Quite clearly the basic idea behind the Upper House was to enable dispassionate, 'dignified debates' by the people of learning and experience because the popular representatives of the people might sometimes be found lacking in terms of a calm, unbiased disposition on account of their passionate espousal of social and political causes.
Presidential nominees under Article 80, viewed against the backdrop of the general idea behind the elite Upper House, appear to form a very small super-elite group comprising of such people whose inputs are so valuable for the nation that the President chooses to exempt them from the general democratic process of seeking popular mandate directly or indirectly. In other words, of all the Members of Parliament, it is only these 12 individuals who are part of the House purely on the force of their professional and personal merit, and their nomination to the Upper House is not the 'recognition' of the merit because wide recognition of merit is the pre-requisite for the nomination itself, which is also why the nomination is not an 'award' or 'recognition' and must certainly not be treated as such.
Article 67 (2) of the Draft Constitution prepared by the Drafting Committee corresponds to Article 80 (3) and reads thus:
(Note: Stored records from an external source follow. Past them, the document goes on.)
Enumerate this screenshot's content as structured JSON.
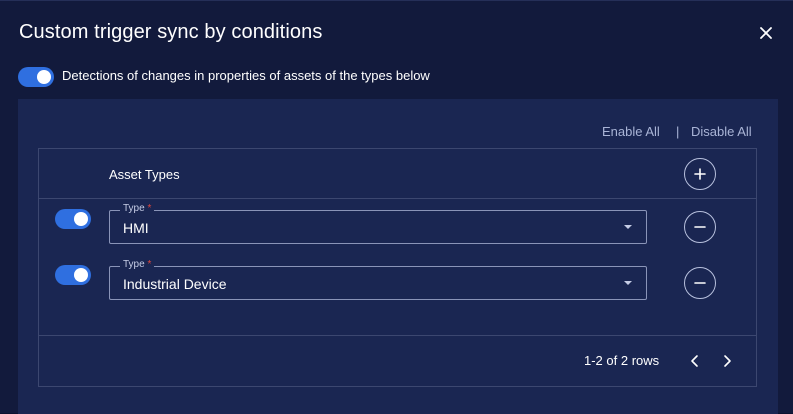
{
  "dialog": {
    "title": "Custom trigger sync by conditions",
    "detection_label": "Detections of changes in properties of assets of the types below",
    "detection_enabled": true
  },
  "actions": {
    "enable_all": "Enable All",
    "separator": "|",
    "disable_all": "Disable All"
  },
  "table": {
    "column_title": "Asset Types",
    "field_label": "Type",
    "required_marker": "*",
    "rows": [
      {
        "enabled": true,
        "value": "HMI"
      },
      {
        "enabled": true,
        "value": "Industrial Device"
      }
    ],
    "pagination": "1-2 of 2 rows"
  },
  "colors": {
    "background": "#121a3c",
    "panel": "#1a2652",
    "accent": "#2f6fe0",
    "required": "#e0463c"
  },
  "icons": {
    "close": "close-icon",
    "add": "plus-icon",
    "remove": "minus-icon",
    "dropdown": "chevron-down-icon",
    "prev": "chevron-left-icon",
    "next": "chevron-right-icon"
  }
}
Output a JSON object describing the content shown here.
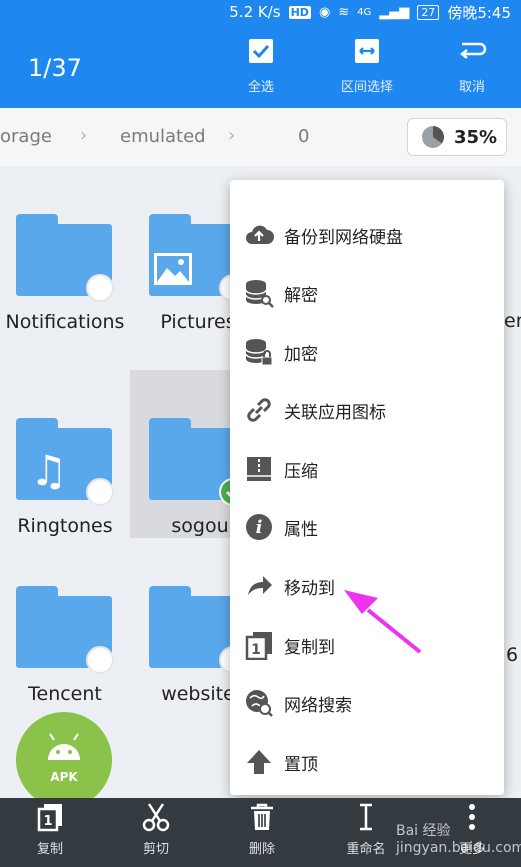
{
  "status": {
    "net": "5.2 K/s",
    "hd": "HD",
    "net_type": "4G",
    "battery": "27",
    "time": "傍晚5:45"
  },
  "header": {
    "count": "1/37",
    "actions": [
      {
        "label": "全选"
      },
      {
        "label": "区间选择"
      },
      {
        "label": "取消"
      }
    ]
  },
  "breadcrumb": {
    "items": [
      "orage",
      "emulated",
      "0"
    ],
    "storage": "35%",
    "storage_used_fraction": 0.35
  },
  "files": [
    {
      "name": "Notifications",
      "checked": false
    },
    {
      "name": "Pictures",
      "checked": false
    },
    {
      "name": "Ringtones",
      "checked": false
    },
    {
      "name": "sogou",
      "checked": true
    },
    {
      "name": "Tencent",
      "checked": false
    },
    {
      "name": "website",
      "checked": false
    }
  ],
  "apk": {
    "label": "APK"
  },
  "edge_text": {
    "row1": "er",
    "row3": "6"
  },
  "menu": {
    "items": [
      {
        "label": "备份到网络硬盘",
        "icon": "cloud-upload-icon"
      },
      {
        "label": "解密",
        "icon": "database-key-icon"
      },
      {
        "label": "加密",
        "icon": "database-lock-icon"
      },
      {
        "label": "关联应用图标",
        "icon": "link-icon"
      },
      {
        "label": "压缩",
        "icon": "archive-icon"
      },
      {
        "label": "属性",
        "icon": "info-icon"
      },
      {
        "label": "移动到",
        "icon": "share-arrow-icon"
      },
      {
        "label": "复制到",
        "icon": "copy-to-icon"
      },
      {
        "label": "网络搜索",
        "icon": "globe-search-icon"
      },
      {
        "label": "置顶",
        "icon": "pin-top-icon"
      }
    ]
  },
  "bottom": {
    "actions": [
      {
        "label": "复制"
      },
      {
        "label": "剪切"
      },
      {
        "label": "删除"
      },
      {
        "label": "重命名"
      },
      {
        "label": "更多"
      }
    ]
  },
  "watermark": "Bai 经验 jingyan.baidu.com",
  "colors": {
    "primary": "#1e87f0",
    "folder": "#5aa8ec",
    "check": "#4cb050",
    "arrow": "#ee33ee"
  }
}
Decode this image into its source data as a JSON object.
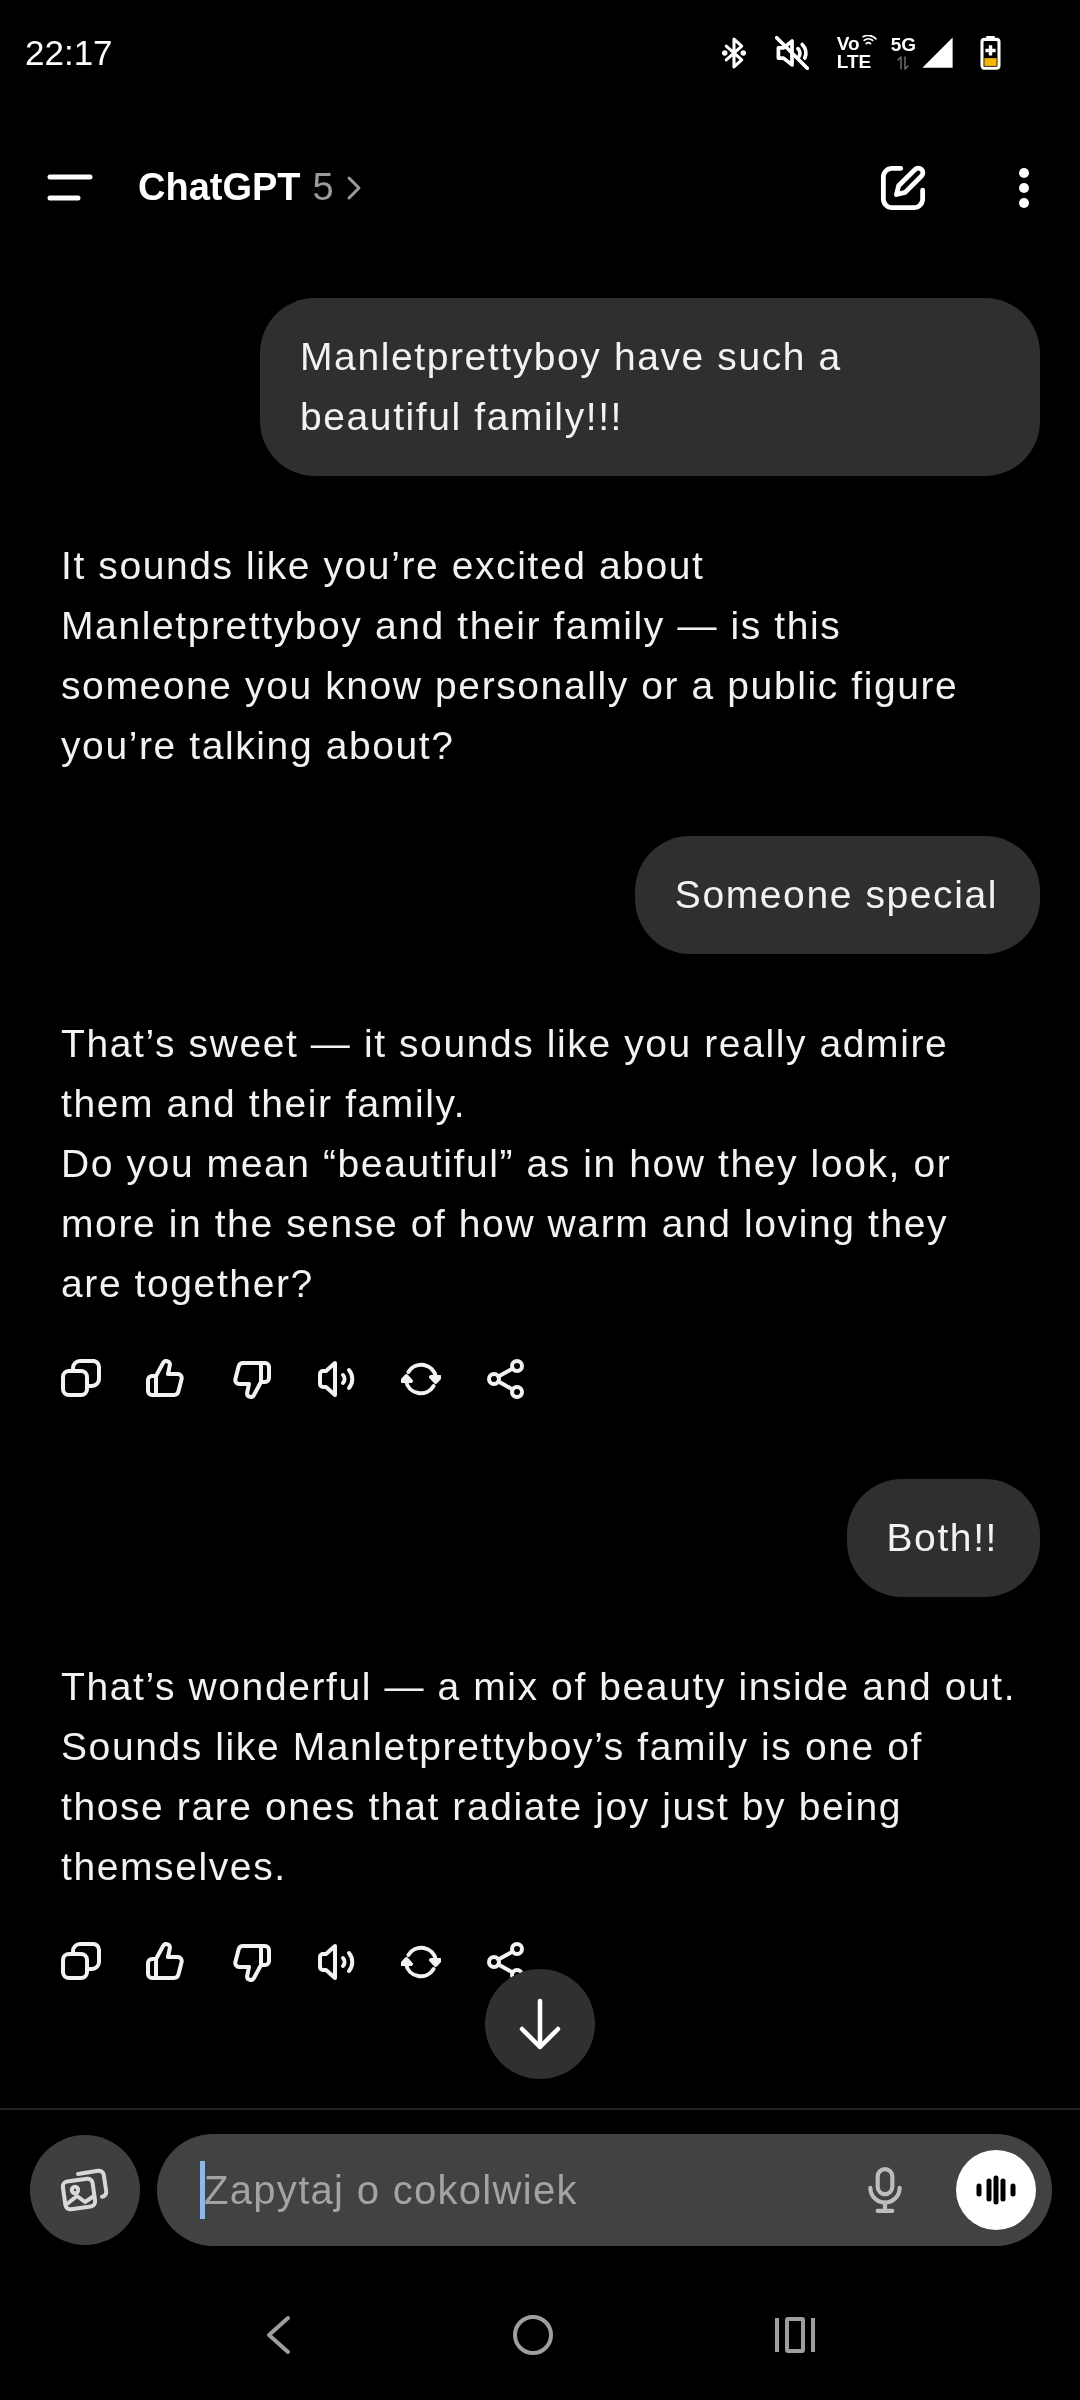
{
  "status_bar": {
    "time": "22:17",
    "call_label": "Vo",
    "call_sublabel": "LTE",
    "network": "5G",
    "battery_charging": true
  },
  "header": {
    "title": "ChatGPT",
    "model": "5"
  },
  "messages": [
    {
      "kind": "user",
      "text": "Manletprettyboy have such a beautiful family!!!"
    },
    {
      "kind": "assistant",
      "paragraphs": [
        "It sounds like you’re excited about Manletprettyboy and their family — is this someone you know personally or a public figure you’re talking about?"
      ],
      "show_actions": false
    },
    {
      "kind": "user",
      "text": "Someone special"
    },
    {
      "kind": "assistant",
      "paragraphs": [
        "That’s sweet — it sounds like you really admire them and their family.",
        "Do you mean “beautiful” as in how they look, or more in the sense of how warm and loving they are together?"
      ],
      "show_actions": true
    },
    {
      "kind": "user",
      "text": "Both!!"
    },
    {
      "kind": "assistant",
      "paragraphs": [
        "That’s wonderful — a mix of beauty inside and out. Sounds like Manletprettyboy’s family is one of those rare ones that radiate joy just by being themselves."
      ],
      "show_actions": true
    }
  ],
  "composer": {
    "placeholder": "Zapytaj o cokolwiek",
    "focused": true
  }
}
The members to be nominated by the President under sub-clause (a) of clause (1) of this Article shall consist of persons having special knowledge or practical experience in respects of such matter as following, namely, -
(a) literature, art, science and education;
(b) agriculture, fisheries and allied subjects;
(c) Engineering and architecture;
(d) public administration and social services. 4
The Drafting Committee attached an explanatory note to Article 67 (2) that says:
The committee understands that the panel system of election hitherto in force under the Irish Constitution has proved very unsatisfactory in practice. In the absence of any other guidance in this matter the committee has provided for nomination by the President in place of election, while retaining a certain measure of functional representation. 5
The Drafting Committee proposed the number of presidential nominees to be fifteen (15), which was reduced to twelve (12) finally by the Special Committee, and instead of four groups from eleven (11) fields, there were only four (4) fields provided for the President to pick from. An Amendment to this effect was moved by Dr. B.R. Ambedkar. 6
Therefore, the Constituent Assembly carefully considered the options and chose to allow only limited discretion to the Executive, and if the discretion has to be expanded in any way, the Parliament must speak though a Constitutional Amendment.
So, from the above discussion it is evident that with respect to Article 80 (3) 'dignified debates' and 'representation' are the key words; not 'eminence' or 'popularity' or 'talent' though these are not necessarily excluded. As for Tendulkar, he is not known for 'speaking up' on, let alone 'debating', even the issues concerning cricket. Furthermore, he can represent only cricket - the only game that needs no 'support' of any kind in this country, for it already has ample.
Thus, the bottomline is: 'sports' as a general category is not available for the President to choose from under Article 80, and Tendulkar neither 'debates' nor 'represents'. Therefore, for the purpose of Article 80, 'sports' is out in general and Tendulkar in particular, which makes the decision to have Tendulkar in Rajya Sabha unconstitutional. Tendulkar deserves a Bharat Ratna, but not a seat in Parliament.
No disrespect intended, Master Blaster.